Advanced life on Earth depends on the ozone layer, which shields us from lethal ultraviolet radiation. Yet even after nearly destroying this planetary armor and then saving it in the nick of time, there’s still a surprising amount we don’t know about it. One team of researchers found auroras can quite literally shed light on how it responds to bursts of space radiation.
Ozone is a molecule made up of three oxygen atoms. We have learned to our cost how easily ozone can be broken down by chlorine and similar chemicals, particularly in cold conditions high above the poles.
Atmospheric scientists know the same is true of high-energy plasma particles coming from the Sun or more distant sources, but the extent this happens has remained uncertain. New observations indicate our models have underestimated these particles’ impact.
The problem is thought to not primarily be the space particles themselves, but the way they ionize the atmosphere. All that excess charge produces nitrogen and hydrogen oxides, which can react with ozone.
The charged particles are hard to observe, but in their interactions with the upper atmosphere, they produce something far more obvious, and indeed beautiful: auroras. Auroras come in varying types but Dr Mitsunori Ozaki of Kanazawa University realized a specific sort known as an isolated proton aurora (IPA) could be our guide to tracking the damage space particles cause to ozone.
As their name suggests IPAs differ from other auroras by being separate from the main auroral belt.
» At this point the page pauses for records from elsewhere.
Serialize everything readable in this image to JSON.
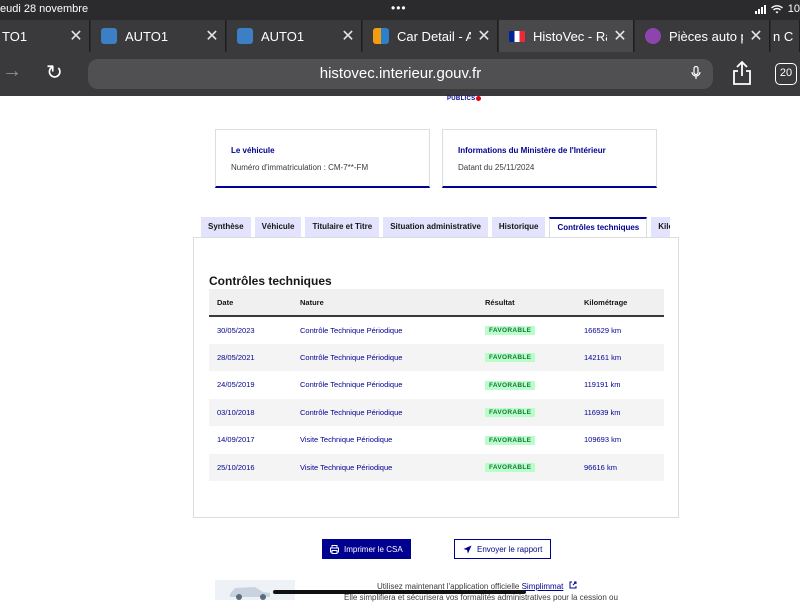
{
  "status_bar": {
    "time": "eudi 28 novembre",
    "dots": "•••",
    "battery": "10"
  },
  "browser_tabs": [
    {
      "label": "TO1",
      "favicon": "auto1-icon",
      "active": false
    },
    {
      "label": "AUTO1",
      "favicon": "auto1-icon",
      "active": false
    },
    {
      "label": "AUTO1",
      "favicon": "auto1-icon",
      "active": false
    },
    {
      "label": "Car Detail - Adi",
      "favicon": "car-detail-icon",
      "active": false
    },
    {
      "label": "HistoVec - Rapp",
      "favicon": "french-flag-icon",
      "active": true
    },
    {
      "label": "Pièces auto pas",
      "favicon": "parts-icon",
      "active": false
    }
  ],
  "tab_overflow": "n C",
  "tab_close_glyph": "✕",
  "address_bar": {
    "url": "histovec.interieur.gouv.fr",
    "tab_count": "20"
  },
  "logo_text": "PUBLICS",
  "vehicle_card": {
    "title": "Le véhicule",
    "text": "Numéro d'immatriculation : CM-7**-FM"
  },
  "ministry_card": {
    "title": "Informations du Ministère de l'Intérieur",
    "text": "Datant du 25/11/2024"
  },
  "page_tabs": [
    {
      "label": "Synthèse",
      "active": false
    },
    {
      "label": "Véhicule",
      "active": false
    },
    {
      "label": "Titulaire et Titre",
      "active": false
    },
    {
      "label": "Situation administrative",
      "active": false
    },
    {
      "label": "Historique",
      "active": false
    },
    {
      "label": "Contrôles techniques",
      "active": true
    },
    {
      "label": "Kilométrage",
      "active": false
    }
  ],
  "controles": {
    "title": "Contrôles techniques",
    "headers": [
      "Date",
      "Nature",
      "Résultat",
      "Kilométrage"
    ],
    "rows": [
      {
        "date": "30/05/2023",
        "nature": "Contrôle Technique Périodique",
        "resultat": "FAVORABLE",
        "km": "166529 km"
      },
      {
        "date": "28/05/2021",
        "nature": "Contrôle Technique Périodique",
        "resultat": "FAVORABLE",
        "km": "142161 km"
      },
      {
        "date": "24/05/2019",
        "nature": "Contrôle Technique Périodique",
        "resultat": "FAVORABLE",
        "km": "119191 km"
      },
      {
        "date": "03/10/2018",
        "nature": "Contrôle Technique Périodique",
        "resultat": "FAVORABLE",
        "km": "116939 km"
      },
      {
        "date": "14/09/2017",
        "nature": "Visite Technique Périodique",
        "resultat": "FAVORABLE",
        "km": "109693 km"
      },
      {
        "date": "25/10/2016",
        "nature": "Visite Technique Périodique",
        "resultat": "FAVORABLE",
        "km": "96616 km"
      }
    ]
  },
  "buttons": {
    "print": "Imprimer le CSA",
    "send": "Envoyer le rapport"
  },
  "promo": {
    "line1_prefix": "Utilisez maintenant l'application officielle ",
    "line1_link": "Simplimmat",
    "line2": "Elle simplifiera et sécurisera vos formalités administratives pour la cession ou"
  },
  "colors": {
    "brand_blue": "#000091",
    "success_bg": "#b8fec9",
    "success_text": "#18753c",
    "tab_bg": "#e3e3fd"
  }
}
Although they take place at high latitudes, they occur further from Earth’s magnetic poles than ordinary auroras and are usually very localized and short. Although initiated by a burst of protons carrying more than 10 Mega electron volts from the Sun, the particles hitting the atmosphere are primarily electrons precipitated in Earth’s outer radiation belt and traveling close to the speed of light.
Ozaki and co-authors kept a lookout for IPAs using both the International Space Station and electromagnetic wave observations from the ground. They used the presence of IPAs as an indication of relativistic electron precipitation. They found that within 90 minutes of an IPA starting ozone concentrations in the mesosphere below had fallen by 10-60 percent.
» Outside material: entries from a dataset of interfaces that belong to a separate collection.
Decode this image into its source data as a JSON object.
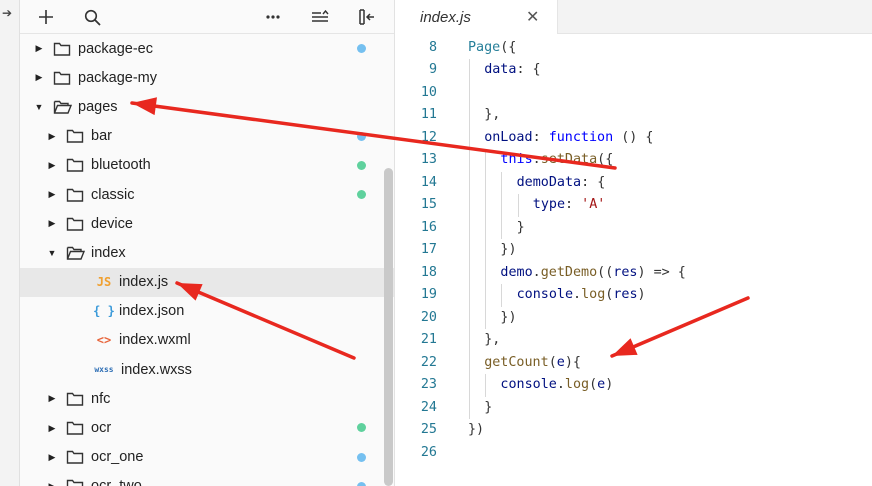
{
  "toolbar": {
    "add_icon": "plus-icon",
    "search_icon": "search-icon",
    "more_icon": "ellipsis-icon",
    "collapse_icon": "collapse-icon",
    "split_icon": "split-icon"
  },
  "tree": [
    {
      "label": "package-ec",
      "type": "folder",
      "depth": 0,
      "open": false,
      "dot": "#75c0f0"
    },
    {
      "label": "package-my",
      "type": "folder",
      "depth": 0,
      "open": false,
      "dot": ""
    },
    {
      "label": "pages",
      "type": "folder",
      "depth": 0,
      "open": true,
      "dot": ""
    },
    {
      "label": "bar",
      "type": "folder",
      "depth": 1,
      "open": false,
      "dot": "#75c0f0"
    },
    {
      "label": "bluetooth",
      "type": "folder",
      "depth": 1,
      "open": false,
      "dot": "#5fd19d"
    },
    {
      "label": "classic",
      "type": "folder",
      "depth": 1,
      "open": false,
      "dot": "#5fd19d"
    },
    {
      "label": "device",
      "type": "folder",
      "depth": 1,
      "open": false,
      "dot": ""
    },
    {
      "label": "index",
      "type": "folder",
      "depth": 1,
      "open": true,
      "dot": ""
    },
    {
      "label": "index.js",
      "type": "file",
      "icon": "JS",
      "icon_color": "#f0a030",
      "depth": 2,
      "selected": true,
      "dot": ""
    },
    {
      "label": "index.json",
      "type": "file",
      "icon": "{ }",
      "icon_color": "#3b9ad9",
      "depth": 2,
      "dot": ""
    },
    {
      "label": "index.wxml",
      "type": "file",
      "icon": "<>",
      "icon_color": "#e8643a",
      "depth": 2,
      "dot": ""
    },
    {
      "label": "index.wxss",
      "type": "file",
      "icon": "wxss",
      "icon_color": "#2f6fb5",
      "depth": 2,
      "dot": ""
    },
    {
      "label": "nfc",
      "type": "folder",
      "depth": 1,
      "open": false,
      "dot": ""
    },
    {
      "label": "ocr",
      "type": "folder",
      "depth": 1,
      "open": false,
      "dot": "#5fd19d"
    },
    {
      "label": "ocr_one",
      "type": "folder",
      "depth": 1,
      "open": false,
      "dot": "#75c0f0"
    },
    {
      "label": "ocr_two",
      "type": "folder",
      "depth": 1,
      "open": false,
      "dot": "#75c0f0"
    }
  ],
  "editor": {
    "tab_label": "index.js",
    "close_glyph": "✕",
    "lines": [
      {
        "n": "8",
        "indent": 0,
        "tokens": [
          [
            "Page",
            "#267f99"
          ],
          [
            "({",
            "#333"
          ]
        ]
      },
      {
        "n": "9",
        "indent": 1,
        "tokens": [
          [
            "data",
            "#001080"
          ],
          [
            ": {",
            "#333"
          ]
        ]
      },
      {
        "n": "10",
        "indent": 0,
        "tokens": []
      },
      {
        "n": "11",
        "indent": 1,
        "tokens": [
          [
            "},",
            "#333"
          ]
        ]
      },
      {
        "n": "12",
        "indent": 1,
        "tokens": [
          [
            "onLoad",
            "#001080"
          ],
          [
            ": ",
            "#333"
          ],
          [
            "function",
            "#0000ff"
          ],
          [
            " () {",
            "#333"
          ]
        ]
      },
      {
        "n": "13",
        "indent": 2,
        "tokens": [
          [
            "this",
            "#0000ff"
          ],
          [
            ".",
            "#333"
          ],
          [
            "setData",
            "#795e26"
          ],
          [
            "({",
            "#333"
          ]
        ]
      },
      {
        "n": "14",
        "indent": 3,
        "tokens": [
          [
            "demoData",
            "#001080"
          ],
          [
            ": {",
            "#333"
          ]
        ]
      },
      {
        "n": "15",
        "indent": 4,
        "tokens": [
          [
            "type",
            "#001080"
          ],
          [
            ": ",
            "#333"
          ],
          [
            "'A'",
            "#a31515"
          ]
        ]
      },
      {
        "n": "16",
        "indent": 3,
        "tokens": [
          [
            "}",
            "#333"
          ]
        ]
      },
      {
        "n": "17",
        "indent": 2,
        "tokens": [
          [
            "})",
            "#333"
          ]
        ]
      },
      {
        "n": "18",
        "indent": 2,
        "tokens": [
          [
            "demo",
            "#001080"
          ],
          [
            ".",
            "#333"
          ],
          [
            "getDemo",
            "#795e26"
          ],
          [
            "((",
            "#333"
          ],
          [
            "res",
            "#001080"
          ],
          [
            ") => {",
            "#333"
          ]
        ]
      },
      {
        "n": "19",
        "indent": 3,
        "tokens": [
          [
            "console",
            "#001080"
          ],
          [
            ".",
            "#333"
          ],
          [
            "log",
            "#795e26"
          ],
          [
            "(",
            "#333"
          ],
          [
            "res",
            "#001080"
          ],
          [
            ")",
            "#333"
          ]
        ]
      },
      {
        "n": "20",
        "indent": 2,
        "tokens": [
          [
            "})",
            "#333"
          ]
        ]
      },
      {
        "n": "21",
        "indent": 1,
        "tokens": [
          [
            "},",
            "#333"
          ]
        ]
      },
      {
        "n": "22",
        "indent": 1,
        "tokens": [
          [
            "getCount",
            "#795e26"
          ],
          [
            "(",
            "#333"
          ],
          [
            "e",
            "#001080"
          ],
          [
            "){",
            "#333"
          ]
        ]
      },
      {
        "n": "23",
        "indent": 2,
        "tokens": [
          [
            "console",
            "#001080"
          ],
          [
            ".",
            "#333"
          ],
          [
            "log",
            "#795e26"
          ],
          [
            "(",
            "#333"
          ],
          [
            "e",
            "#001080"
          ],
          [
            ")",
            "#333"
          ]
        ]
      },
      {
        "n": "24",
        "indent": 1,
        "tokens": [
          [
            "}",
            "#333"
          ]
        ]
      },
      {
        "n": "25",
        "indent": 0,
        "tokens": [
          [
            "})",
            "#333"
          ]
        ]
      },
      {
        "n": "26",
        "indent": 0,
        "tokens": []
      }
    ]
  },
  "colors": {
    "annotation_arrow": "#e8281f"
  }
}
Before anyone gets alarmed, or flying monkeys arrive to claim chlorofluorocarbons are now cleared of threatening Earth’s habitability, it is important to note the holes are about 400 kilometers (248 miles) across and heal quickly. The damage is restricted to the mesosphere, not the more important stratospheric component of the ozone layer. Even as solar activity rises over the course of the current cycle, there is no need for alarm.
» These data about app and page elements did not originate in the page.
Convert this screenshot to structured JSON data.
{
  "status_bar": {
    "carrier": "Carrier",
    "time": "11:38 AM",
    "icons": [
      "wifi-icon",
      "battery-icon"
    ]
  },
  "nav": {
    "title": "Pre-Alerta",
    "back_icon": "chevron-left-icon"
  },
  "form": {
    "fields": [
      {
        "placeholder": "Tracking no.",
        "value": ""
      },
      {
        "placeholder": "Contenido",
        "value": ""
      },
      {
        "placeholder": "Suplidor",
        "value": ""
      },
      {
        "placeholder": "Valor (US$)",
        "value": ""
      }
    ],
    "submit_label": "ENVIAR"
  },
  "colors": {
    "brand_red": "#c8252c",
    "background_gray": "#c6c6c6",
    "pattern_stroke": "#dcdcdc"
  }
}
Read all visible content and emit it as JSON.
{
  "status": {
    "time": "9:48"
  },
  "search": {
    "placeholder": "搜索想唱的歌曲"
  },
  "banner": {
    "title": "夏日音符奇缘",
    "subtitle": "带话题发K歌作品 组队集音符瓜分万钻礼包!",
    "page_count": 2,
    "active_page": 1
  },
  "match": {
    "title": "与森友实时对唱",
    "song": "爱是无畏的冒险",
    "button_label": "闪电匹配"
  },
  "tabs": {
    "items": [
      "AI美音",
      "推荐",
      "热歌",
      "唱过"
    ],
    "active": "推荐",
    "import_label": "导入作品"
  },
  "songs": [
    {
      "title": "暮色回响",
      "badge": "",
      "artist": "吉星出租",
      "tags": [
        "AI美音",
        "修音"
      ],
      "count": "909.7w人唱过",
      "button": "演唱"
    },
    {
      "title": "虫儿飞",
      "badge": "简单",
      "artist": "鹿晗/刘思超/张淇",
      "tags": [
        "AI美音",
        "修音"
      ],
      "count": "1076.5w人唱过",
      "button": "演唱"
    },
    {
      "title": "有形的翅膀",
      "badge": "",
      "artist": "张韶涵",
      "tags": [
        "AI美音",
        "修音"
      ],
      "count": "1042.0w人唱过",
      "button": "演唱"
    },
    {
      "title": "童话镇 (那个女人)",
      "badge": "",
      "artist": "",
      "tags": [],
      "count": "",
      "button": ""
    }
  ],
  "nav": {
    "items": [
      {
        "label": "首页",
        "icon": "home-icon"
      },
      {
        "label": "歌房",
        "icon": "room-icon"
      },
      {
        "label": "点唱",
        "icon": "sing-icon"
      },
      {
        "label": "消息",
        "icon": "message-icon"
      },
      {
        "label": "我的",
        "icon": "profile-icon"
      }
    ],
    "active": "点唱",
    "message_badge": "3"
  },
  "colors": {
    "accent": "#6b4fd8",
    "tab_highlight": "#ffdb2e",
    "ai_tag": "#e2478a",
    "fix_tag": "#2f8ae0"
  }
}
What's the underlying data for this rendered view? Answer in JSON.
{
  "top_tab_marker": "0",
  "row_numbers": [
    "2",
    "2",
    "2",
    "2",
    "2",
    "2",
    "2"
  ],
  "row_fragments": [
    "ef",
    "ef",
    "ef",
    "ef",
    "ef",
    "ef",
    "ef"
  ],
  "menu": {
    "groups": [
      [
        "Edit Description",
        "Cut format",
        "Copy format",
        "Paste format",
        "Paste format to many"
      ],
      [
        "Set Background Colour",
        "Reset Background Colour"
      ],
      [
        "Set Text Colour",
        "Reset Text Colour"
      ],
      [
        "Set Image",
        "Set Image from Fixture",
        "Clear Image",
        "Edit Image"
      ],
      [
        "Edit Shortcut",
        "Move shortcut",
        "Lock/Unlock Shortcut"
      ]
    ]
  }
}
The hydrogen oxides last only a few hours, their demise offering respite to the atmosphere. The nitrogen oxides get dispersed and cause longer lasting, but less intense, ozone depletion at high latitudes.
“This is the first observational study in the world to show that radiation belt electron fallout from space around the Earth has a direct, immediate, and localized effect on atmospheric changes in the mesosphere,” the researchers said in a statement.
“This study revealed that radiation belt electrons falling into the atmosphere from space around the Earth have a rapid and localized effect on the composition of the microatmosphere, including ozone.”
Perhaps dramatic events, such as a nearby supernova, could take these events to a problematic scale. For the moment, however, the significance of the discovery lies mostly in our increased capacity to understand the changes occurring within our atmosphere.